What to work on
Word for word, copy the entire listing.

⁂

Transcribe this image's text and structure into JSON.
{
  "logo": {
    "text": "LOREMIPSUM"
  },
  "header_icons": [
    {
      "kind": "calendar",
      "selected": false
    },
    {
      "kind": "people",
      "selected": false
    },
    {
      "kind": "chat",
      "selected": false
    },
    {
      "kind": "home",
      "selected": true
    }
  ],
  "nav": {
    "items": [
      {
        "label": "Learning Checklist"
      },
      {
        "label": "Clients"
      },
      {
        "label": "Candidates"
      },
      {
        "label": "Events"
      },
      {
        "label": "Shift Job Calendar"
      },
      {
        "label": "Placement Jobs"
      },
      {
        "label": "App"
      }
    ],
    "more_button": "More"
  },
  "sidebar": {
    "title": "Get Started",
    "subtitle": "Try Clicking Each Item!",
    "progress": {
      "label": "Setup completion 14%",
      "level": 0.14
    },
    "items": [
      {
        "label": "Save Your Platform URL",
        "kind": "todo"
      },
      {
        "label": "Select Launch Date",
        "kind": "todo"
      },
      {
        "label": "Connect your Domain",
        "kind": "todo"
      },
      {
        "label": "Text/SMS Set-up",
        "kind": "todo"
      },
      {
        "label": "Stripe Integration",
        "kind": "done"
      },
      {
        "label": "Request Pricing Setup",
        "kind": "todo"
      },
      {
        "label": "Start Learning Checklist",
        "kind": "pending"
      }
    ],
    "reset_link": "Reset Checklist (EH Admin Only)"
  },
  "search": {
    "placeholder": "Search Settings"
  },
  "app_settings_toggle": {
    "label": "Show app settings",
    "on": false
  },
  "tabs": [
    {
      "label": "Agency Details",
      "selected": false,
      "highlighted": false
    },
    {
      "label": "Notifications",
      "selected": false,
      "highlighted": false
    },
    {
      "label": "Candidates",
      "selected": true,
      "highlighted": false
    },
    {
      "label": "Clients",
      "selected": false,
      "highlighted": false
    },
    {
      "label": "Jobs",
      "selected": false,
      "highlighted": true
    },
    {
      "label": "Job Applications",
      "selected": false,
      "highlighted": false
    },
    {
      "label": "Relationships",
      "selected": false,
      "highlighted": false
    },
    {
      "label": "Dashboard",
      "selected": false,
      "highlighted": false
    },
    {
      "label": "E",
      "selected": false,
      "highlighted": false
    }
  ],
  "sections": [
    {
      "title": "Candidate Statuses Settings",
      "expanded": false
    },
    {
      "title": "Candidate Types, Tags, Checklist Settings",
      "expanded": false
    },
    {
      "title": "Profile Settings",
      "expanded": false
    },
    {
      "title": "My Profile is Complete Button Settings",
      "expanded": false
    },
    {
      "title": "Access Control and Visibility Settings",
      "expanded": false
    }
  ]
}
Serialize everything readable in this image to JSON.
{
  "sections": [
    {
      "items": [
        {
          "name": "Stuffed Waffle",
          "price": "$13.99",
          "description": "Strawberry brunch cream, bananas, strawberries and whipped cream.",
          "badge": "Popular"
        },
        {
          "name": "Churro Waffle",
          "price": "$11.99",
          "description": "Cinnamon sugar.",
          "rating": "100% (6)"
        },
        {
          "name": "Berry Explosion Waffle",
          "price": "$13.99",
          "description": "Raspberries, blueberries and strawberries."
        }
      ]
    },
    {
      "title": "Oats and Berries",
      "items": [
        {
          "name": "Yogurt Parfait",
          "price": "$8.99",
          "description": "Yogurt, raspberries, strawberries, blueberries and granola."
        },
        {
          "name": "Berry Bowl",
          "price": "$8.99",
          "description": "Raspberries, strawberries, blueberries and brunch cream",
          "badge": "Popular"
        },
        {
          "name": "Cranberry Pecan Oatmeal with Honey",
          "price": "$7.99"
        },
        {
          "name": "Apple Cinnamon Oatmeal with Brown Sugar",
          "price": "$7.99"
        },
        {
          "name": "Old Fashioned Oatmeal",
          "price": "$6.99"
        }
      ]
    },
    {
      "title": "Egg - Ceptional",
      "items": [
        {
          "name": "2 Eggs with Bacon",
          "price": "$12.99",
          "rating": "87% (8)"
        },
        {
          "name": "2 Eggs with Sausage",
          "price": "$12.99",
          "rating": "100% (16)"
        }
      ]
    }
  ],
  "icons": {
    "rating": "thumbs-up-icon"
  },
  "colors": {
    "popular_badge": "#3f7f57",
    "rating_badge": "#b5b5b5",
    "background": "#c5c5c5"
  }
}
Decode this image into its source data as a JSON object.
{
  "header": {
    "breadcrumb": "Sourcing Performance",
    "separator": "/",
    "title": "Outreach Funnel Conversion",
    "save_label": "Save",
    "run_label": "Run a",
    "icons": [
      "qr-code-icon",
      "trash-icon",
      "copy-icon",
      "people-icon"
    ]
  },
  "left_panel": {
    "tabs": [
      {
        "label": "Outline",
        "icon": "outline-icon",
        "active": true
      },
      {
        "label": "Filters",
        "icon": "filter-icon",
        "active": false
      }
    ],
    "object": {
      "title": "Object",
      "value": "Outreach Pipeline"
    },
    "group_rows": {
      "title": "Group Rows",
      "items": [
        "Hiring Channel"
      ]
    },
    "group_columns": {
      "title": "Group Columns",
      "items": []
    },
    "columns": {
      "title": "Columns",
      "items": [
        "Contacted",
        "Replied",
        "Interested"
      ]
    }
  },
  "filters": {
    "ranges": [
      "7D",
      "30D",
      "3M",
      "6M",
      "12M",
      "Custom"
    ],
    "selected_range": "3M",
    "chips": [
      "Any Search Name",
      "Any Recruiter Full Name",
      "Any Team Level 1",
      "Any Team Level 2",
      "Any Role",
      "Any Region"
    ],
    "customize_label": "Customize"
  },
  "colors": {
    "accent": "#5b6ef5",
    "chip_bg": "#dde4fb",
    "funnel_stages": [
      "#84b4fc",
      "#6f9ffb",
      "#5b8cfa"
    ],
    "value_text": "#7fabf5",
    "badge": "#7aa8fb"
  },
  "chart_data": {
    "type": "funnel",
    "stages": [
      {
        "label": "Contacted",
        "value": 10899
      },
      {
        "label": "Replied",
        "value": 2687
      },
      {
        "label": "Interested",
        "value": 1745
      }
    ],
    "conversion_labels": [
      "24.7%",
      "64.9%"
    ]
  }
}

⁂

Solution for this exercise
Transcribe this image's text and structure into JSON.
{
  "logo": {
    "text": "LOREMIPSUM"
  },
  "header_icons": [
    {
      "kind": "calendar",
      "selected": false
    },
    {
      "kind": "people",
      "selected": false
    },
    {
      "kind": "chat",
      "selected": false
    },
    {
      "kind": "home",
      "selected": true
    }
  ],
  "nav": {
    "items": [
      {
        "label": "Learning Checklist"
      },
      {
        "label": "Clients"
      },
      {
        "label": "Candidates"
      },
      {
        "label": "Events"
      },
      {
        "label": "Shift Job Calendar"
      },
      {
        "label": "Placement Jobs"
      },
      {
        "label": "App"
      }
    ],
    "more_button": "More"
  },
  "sidebar": {
    "title": "Get Started",
    "subtitle": "Try Clicking Each Item!",
    "progress": {
      "label": "Setup completion 14%",
      "level": 0.14
    },
    "items": [
      {
        "label": "Save Your Platform URL",
        "kind": "todo"
      },
      {
        "label": "Select Launch Date",
        "kind": "todo"
      },
      {
        "label": "Connect your Domain",
        "kind": "todo"
      },
      {
        "label": "Text/SMS Set-up",
        "kind": "todo"
      },
      {
        "label": "Stripe Integration",
        "kind": "done"
      },
      {
        "label": "Request Pricing Setup",
        "kind": "todo"
      },
      {
        "label": "Start Learning Checklist",
        "kind": "pending"
      }
    ],
    "reset_link": "Reset Checklist (EH Admin Only)"
  },
  "search": {
    "placeholder": "Search Settings"
  },
  "app_settings_toggle": {
    "label": "Show app settings",
    "on": false
  },
  "tabs": [
    {
      "label": "Agency Details",
      "selected": false,
      "highlighted": false
    },
    {
      "label": "Notifications",
      "selected": false,
      "highlighted": false
    },
    {
      "label": "Candidates",
      "selected": true,
      "highlighted": false
    },
    {
      "label": "Clients",
      "selected": false,
      "highlighted": false
    },
    {
      "label": "Jobs",
      "selected": false,
      "highlighted": true
    },
    {
      "label": "Job Applications",
      "selected": false,
      "highlighted": false
    },
    {
      "label": "Relationships",
      "selected": false,
      "highlighted": false
    },
    {
      "label": "Dashboard",
      "selected": false,
      "highlighted": false
    },
    {
      "label": "E",
      "selected": false,
      "highlighted": false
    }
  ],
  "sections": [
    {
      "title": "Candidate Statuses Settings",
      "expanded": false
    },
    {
      "title": "Candidate Types, Tags, Checklist Settings",
      "expanded": false
    },
    {
      "title": "Profile Settings",
      "expanded": false
    },
    {
      "title": "My Profile is Complete Button Settings",
      "expanded": false
    },
    {
      "title": "Access Control and Visibility Settings",
      "expanded": false
    }
  ]
}
Serialize everything readable in this image to JSON.
{
  "sections": [
    {
      "items": [
        {
          "name": "Stuffed Waffle",
          "price": "$13.99",
          "description": "Strawberry brunch cream, bananas, strawberries and whipped cream.",
          "badge": "Popular"
        },
        {
          "name": "Churro Waffle",
          "price": "$11.99",
          "description": "Cinnamon sugar.",
          "rating": "100% (6)"
        },
        {
          "name": "Berry Explosion Waffle",
          "price": "$13.99",
          "description": "Raspberries, blueberries and strawberries."
        }
      ]
    },
    {
      "title": "Oats and Berries",
      "items": [
        {
          "name": "Yogurt Parfait",
          "price": "$8.99",
          "description": "Yogurt, raspberries, strawberries, blueberries and granola."
        },
        {
          "name": "Berry Bowl",
          "price": "$8.99",
          "description": "Raspberries, strawberries, blueberries and brunch cream",
          "badge": "Popular"
        },
        {
          "name": "Cranberry Pecan Oatmeal with Honey",
          "price": "$7.99"
        },
        {
          "name": "Apple Cinnamon Oatmeal with Brown Sugar",
          "price": "$7.99"
        },
        {
          "name": "Old Fashioned Oatmeal",
          "price": "$6.99"
        }
      ]
    },
    {
      "title": "Egg - Ceptional",
      "items": [
        {
          "name": "2 Eggs with Bacon",
          "price": "$12.99",
          "rating": "87% (8)"
        },
        {
          "name": "2 Eggs with Sausage",
          "price": "$12.99",
          "rating": "100% (16)"
        }
      ]
    }
  ],
  "icons": {
    "rating": "thumbs-up-icon"
  },
  "colors": {
    "popular_badge": "#3f7f57",
    "rating_badge": "#b5b5b5",
    "background": "#c5c5c5"
  }
}
Decode this image into its source data as a JSON object.
{
  "header": {
    "breadcrumb": "Sourcing Performance",
    "separator": "/",
    "title": "Outreach Funnel Conversion",
    "save_label": "Save",
    "run_label": "Run a",
    "icons": [
      "qr-code-icon",
      "trash-icon",
      "copy-icon",
      "people-icon"
    ]
  },
  "left_panel": {
    "tabs": [
      {
        "label": "Outline",
        "icon": "outline-icon",
        "active": true
      },
      {
        "label": "Filters",
        "icon": "filter-icon",
        "active": false
      }
    ],
    "object": {
      "title": "Object",
      "value": "Outreach Pipeline"
    },
    "group_rows": {
      "title": "Group Rows",
      "items": [
        "Hiring Channel"
      ]
    },
    "group_columns": {
      "title": "Group Columns",
      "items": []
    },
    "columns": {
      "title": "Columns",
      "items": [
        "Contacted",
        "Replied",
        "Interested"
      ]
    }
  },
  "filters": {
    "ranges": [
      "7D",
      "30D",
      "3M",
      "6M",
      "12M",
      "Custom"
    ],
    "selected_range": "3M",
    "chips": [
      "Any Search Name",
      "Any Recruiter Full Name",
      "Any Team Level 1",
      "Any Team Level 2",
      "Any Role",
      "Any Region"
    ],
    "customize_label": "Customize"
  },
  "colors": {
    "accent": "#5b6ef5",
    "chip_bg": "#dde4fb",
    "funnel_stages": [
      "#84b4fc",
      "#6f9ffb",
      "#5b8cfa"
    ],
    "value_text": "#7fabf5",
    "badge": "#7aa8fb"
  },
  "chart_data": {
    "type": "funnel",
    "stages": [
      {
        "label": "Contacted",
        "value": 10899
      },
      {
        "label": "Replied",
        "value": 2687
      },
      {
        "label": "Interested",
        "value": 1745
      }
    ],
    "conversion_labels": [
      "24.7%",
      "64.9%"
    ]
  }
}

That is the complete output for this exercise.